But Photo Pro is the kind of app that lets you get creative and try things out. Once you find a settings combo that works for you, you can lock it in place and go from there. I didn’t see an option for presets in the interface, though, unless I missed that somewhere. I shot whatever I could, including action scenes to get a sense of what was possible here. More than likely, you’ll need to edit what you got, but the RAW files at least leave wiggle room to do so. Not so much for the JPEGs.
I like that Sony just left color as it is because there’s no gimmicky saturation or processing going on. That’s why, at first, images looked a little muted to me, but looking through the settings, I saw that D-Range Optimizer was on by default and Soft Skin effect was off. The idea is clearly to capture images the way you see fit, not relying on computational software to figure that out. Novice shooters might find it daunting, which is why Sony includes the regular camera app as well. Then again, novice shooters aren’t likely to buy this phone.
To me, the best images come out of Photo Pro. I worked on the sample shots here in Lightroom, and I think they illustrate the limits involved. Optimal conditions make a big difference, and you do have the option to use continuous AF when you want to track a subject.
I really focused on still photography while testing the Xperia Pro, but I can see the allure for videographers of all stripes. The Cinema Pro app not only records in 4K at 24, 25, 30, and 60 frames per second but also slow-motion at 120 frames per second. It has built-in LUTs to choose from, plus the ability to change ISO, white balance, shutter, focus, and switch between the three lenses. Hybrid optical and electronic stabilization help keep things steady, and in my limited testing, I can attest to its ability that way.
I did notice the device could run a little hot after repeatedly shooting in 4K, or leaving it to record for longer periods. The warning pops up for the video in the regular camera app, but Cinema Pro can tax the phone’s processor just the same.
You can save footage in H.264 or HEVC (H.265) with 10-bit encoding in the BT.2020 color space. Theoretically, you could set things up so that the phone captures the same scene as your camera does from a different angle, through an articulating arm or some other setup. Again, there’s plenty of room to get creative.
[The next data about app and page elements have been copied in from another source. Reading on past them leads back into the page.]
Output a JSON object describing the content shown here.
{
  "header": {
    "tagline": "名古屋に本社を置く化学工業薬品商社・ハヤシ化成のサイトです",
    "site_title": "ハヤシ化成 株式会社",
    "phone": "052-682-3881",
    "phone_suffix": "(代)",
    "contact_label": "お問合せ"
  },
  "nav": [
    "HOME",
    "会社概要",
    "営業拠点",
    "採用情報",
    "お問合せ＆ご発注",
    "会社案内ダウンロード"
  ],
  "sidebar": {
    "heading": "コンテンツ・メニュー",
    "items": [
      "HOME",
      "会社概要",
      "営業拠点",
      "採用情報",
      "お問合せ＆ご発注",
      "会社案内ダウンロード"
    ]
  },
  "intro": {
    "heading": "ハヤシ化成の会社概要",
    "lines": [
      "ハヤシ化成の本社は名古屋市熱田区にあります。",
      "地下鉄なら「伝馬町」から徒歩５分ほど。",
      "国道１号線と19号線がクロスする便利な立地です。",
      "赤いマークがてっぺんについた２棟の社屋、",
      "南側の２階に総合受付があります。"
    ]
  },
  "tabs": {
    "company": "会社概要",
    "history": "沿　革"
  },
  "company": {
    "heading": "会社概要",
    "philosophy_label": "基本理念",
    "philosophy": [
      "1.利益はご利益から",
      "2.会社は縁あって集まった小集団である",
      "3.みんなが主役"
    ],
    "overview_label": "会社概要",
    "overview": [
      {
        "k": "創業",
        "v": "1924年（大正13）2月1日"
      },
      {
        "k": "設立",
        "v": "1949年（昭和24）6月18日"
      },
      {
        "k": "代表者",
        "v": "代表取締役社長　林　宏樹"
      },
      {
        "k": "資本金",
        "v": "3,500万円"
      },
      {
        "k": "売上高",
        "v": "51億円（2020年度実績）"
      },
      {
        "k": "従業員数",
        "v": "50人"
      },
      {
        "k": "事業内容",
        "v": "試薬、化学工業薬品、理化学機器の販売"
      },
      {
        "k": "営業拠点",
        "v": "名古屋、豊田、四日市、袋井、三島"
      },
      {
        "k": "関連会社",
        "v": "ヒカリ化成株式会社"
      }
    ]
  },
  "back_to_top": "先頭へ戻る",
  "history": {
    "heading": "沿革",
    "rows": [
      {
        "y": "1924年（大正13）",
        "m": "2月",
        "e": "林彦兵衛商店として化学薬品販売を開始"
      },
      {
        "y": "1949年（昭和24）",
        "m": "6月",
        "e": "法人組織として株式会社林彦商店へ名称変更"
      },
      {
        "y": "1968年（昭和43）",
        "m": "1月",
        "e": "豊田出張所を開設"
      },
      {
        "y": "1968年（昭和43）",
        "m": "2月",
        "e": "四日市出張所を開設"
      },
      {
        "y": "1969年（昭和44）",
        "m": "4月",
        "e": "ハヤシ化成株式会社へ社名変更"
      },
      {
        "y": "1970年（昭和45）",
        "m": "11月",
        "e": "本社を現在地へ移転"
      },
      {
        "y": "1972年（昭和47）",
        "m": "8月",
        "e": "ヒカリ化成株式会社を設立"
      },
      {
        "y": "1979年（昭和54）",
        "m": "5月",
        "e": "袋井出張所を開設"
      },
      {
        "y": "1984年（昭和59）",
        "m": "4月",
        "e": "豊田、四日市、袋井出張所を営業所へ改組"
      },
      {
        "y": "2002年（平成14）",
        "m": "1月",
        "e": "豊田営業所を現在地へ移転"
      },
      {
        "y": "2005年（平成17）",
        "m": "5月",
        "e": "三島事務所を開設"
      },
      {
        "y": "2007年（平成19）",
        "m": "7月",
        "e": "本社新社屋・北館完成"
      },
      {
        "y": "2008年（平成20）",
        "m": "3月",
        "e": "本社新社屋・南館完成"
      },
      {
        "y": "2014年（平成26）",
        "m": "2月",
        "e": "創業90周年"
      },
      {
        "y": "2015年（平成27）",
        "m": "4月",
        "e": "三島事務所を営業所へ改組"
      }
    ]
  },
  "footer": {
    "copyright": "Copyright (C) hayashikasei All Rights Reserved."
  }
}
I haven’t even gotten into how good the Xperia Pro is as a gaming phone, and that it works flawlessly (and beautifully, given the screen) with cloud services like Xbox Game Pass. It plays streaming video wonderfully and is very useful for editing photos on the fly. With everything I’ve touched on already, it’s sometimes hard to remember this is a full-fledged Android phone.
It’s also unique because of its ability to be a double-duty device. If you have no interest or inclination to use this as a camera monitor, it’s simply not worth it otherwise. There are other phones great at mobile gaming and performing versatile functions. But as a live camera monitor? There’s nothing else really like it, at least for now.
The closest alternative would probably be Sony’s own Xperia 1 Mark II, except that device doesn’t have the Micro HDMI port and four 5G antennas. Plus, this one is a little more rugged, making it ideal for field use. While identical or iterative in every other way, Sony clearly made this device to address a need and carve out a more specialized niche.
Sure, if you can justify the $2,500 price tag. Sony doesn’t say this outright, but I suspect the rationale is that, when combining the price of a monitor, phone, and other gear, the cost seems more palatable. Throw in better battery life, lighter weight, 5G functionality, Google Play Store access, and a good built-in camera, and the value only increases.
I would say that’s subjective because you could also buy a good lens for that money, so this is a value proposition aimed at pros who can spend that much and be cool with it.